[Your objective]
Output every entry exactly as it appears.

** Material for this task follows **

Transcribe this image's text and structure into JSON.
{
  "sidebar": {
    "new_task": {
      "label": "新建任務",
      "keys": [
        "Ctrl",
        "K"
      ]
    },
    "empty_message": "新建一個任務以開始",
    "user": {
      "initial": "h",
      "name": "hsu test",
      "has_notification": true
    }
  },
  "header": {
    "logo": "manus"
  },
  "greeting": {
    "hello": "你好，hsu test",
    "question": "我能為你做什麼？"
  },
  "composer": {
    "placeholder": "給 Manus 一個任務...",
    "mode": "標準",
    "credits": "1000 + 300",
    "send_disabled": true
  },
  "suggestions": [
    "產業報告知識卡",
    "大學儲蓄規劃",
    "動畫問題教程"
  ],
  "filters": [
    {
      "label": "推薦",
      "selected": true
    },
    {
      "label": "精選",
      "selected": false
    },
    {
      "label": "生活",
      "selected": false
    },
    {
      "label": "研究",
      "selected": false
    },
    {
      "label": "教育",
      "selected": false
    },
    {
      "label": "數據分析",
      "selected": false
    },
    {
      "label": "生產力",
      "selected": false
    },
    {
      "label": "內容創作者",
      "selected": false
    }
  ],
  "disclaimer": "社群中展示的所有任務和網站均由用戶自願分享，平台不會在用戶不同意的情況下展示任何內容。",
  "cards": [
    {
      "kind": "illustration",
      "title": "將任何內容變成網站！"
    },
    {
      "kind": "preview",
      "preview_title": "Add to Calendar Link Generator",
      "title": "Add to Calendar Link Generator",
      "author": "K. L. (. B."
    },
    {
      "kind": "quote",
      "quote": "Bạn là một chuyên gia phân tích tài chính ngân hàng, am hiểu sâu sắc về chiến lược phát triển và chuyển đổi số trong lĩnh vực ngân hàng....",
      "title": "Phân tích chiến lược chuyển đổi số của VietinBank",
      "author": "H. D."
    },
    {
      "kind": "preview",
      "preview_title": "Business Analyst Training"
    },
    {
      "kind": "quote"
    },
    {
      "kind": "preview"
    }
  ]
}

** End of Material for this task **

[Answer for the task]
Transcribe this image's text and structure into JSON.
{
  "sidebar": {
    "new_task": {
      "label": "新建任務",
      "keys": [
        "Ctrl",
        "K"
      ]
    },
    "empty_message": "新建一個任務以開始",
    "user": {
      "initial": "h",
      "name": "hsu test",
      "has_notification": true
    }
  },
  "header": {
    "logo": "manus"
  },
  "greeting": {
    "hello": "你好，hsu test",
    "question": "我能為你做什麼？"
  },
  "composer": {
    "placeholder": "給 Manus 一個任務...",
    "mode": "標準",
    "credits": "1000 + 300",
    "send_disabled": true
  },
  "suggestions": [
    "產業報告知識卡",
    "大學儲蓄規劃",
    "動畫問題教程"
  ],
  "filters": [
    {
      "label": "推薦",
      "selected": true
    },
    {
      "label": "精選",
      "selected": false
    },
    {
      "label": "生活",
      "selected": false
    },
    {
      "label": "研究",
      "selected": false
    },
    {
      "label": "教育",
      "selected": false
    },
    {
      "label": "數據分析",
      "selected": false
    },
    {
      "label": "生產力",
      "selected": false
    },
    {
      "label": "內容創作者",
      "selected": false
    }
  ],
  "disclaimer": "社群中展示的所有任務和網站均由用戶自願分享，平台不會在用戶不同意的情況下展示任何內容。",
  "cards": [
    {
      "kind": "illustration",
      "title": "將任何內容變成網站！"
    },
    {
      "kind": "preview",
      "preview_title": "Add to Calendar Link Generator",
      "title": "Add to Calendar Link Generator",
      "author": "K. L. (. B."
    },
    {
      "kind": "quote",
      "quote": "Bạn là một chuyên gia phân tích tài chính ngân hàng, am hiểu sâu sắc về chiến lược phát triển và chuyển đổi số trong lĩnh vực ngân hàng....",
      "title": "Phân tích chiến lược chuyển đổi số của VietinBank",
      "author": "H. D."
    },
    {
      "kind": "preview",
      "preview_title": "Business Analyst Training"
    },
    {
      "kind": "quote"
    },
    {
      "kind": "preview"
    }
  ]
}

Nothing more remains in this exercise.